The problem
Go line by line through the entries and show those that hold the string "icon".

[Data about app and page elements]
* * * * * * * * *
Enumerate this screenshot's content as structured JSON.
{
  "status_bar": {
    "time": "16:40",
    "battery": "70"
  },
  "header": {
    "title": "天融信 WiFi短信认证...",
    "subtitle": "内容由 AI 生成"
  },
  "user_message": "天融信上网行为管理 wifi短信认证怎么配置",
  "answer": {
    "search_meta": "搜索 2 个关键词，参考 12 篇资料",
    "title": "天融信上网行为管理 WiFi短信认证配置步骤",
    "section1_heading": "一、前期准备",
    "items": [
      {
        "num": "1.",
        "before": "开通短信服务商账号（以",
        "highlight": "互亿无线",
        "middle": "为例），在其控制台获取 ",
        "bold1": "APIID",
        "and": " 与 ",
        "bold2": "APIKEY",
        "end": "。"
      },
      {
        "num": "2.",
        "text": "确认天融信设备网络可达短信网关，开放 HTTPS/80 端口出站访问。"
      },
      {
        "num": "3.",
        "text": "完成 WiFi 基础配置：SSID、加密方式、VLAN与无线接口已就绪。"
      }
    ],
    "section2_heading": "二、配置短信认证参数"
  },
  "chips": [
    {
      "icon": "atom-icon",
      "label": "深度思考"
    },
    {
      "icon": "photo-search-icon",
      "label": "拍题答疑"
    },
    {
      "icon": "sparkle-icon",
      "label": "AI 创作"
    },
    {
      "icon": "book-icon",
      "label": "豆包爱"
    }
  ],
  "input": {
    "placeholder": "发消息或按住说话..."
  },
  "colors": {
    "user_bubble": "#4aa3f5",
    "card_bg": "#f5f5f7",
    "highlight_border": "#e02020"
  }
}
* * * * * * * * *
Problem solution
      "icon": "atom-icon",
      "icon": "photo-search-icon",
      "icon": "sparkle-icon",
      "icon": "book-icon",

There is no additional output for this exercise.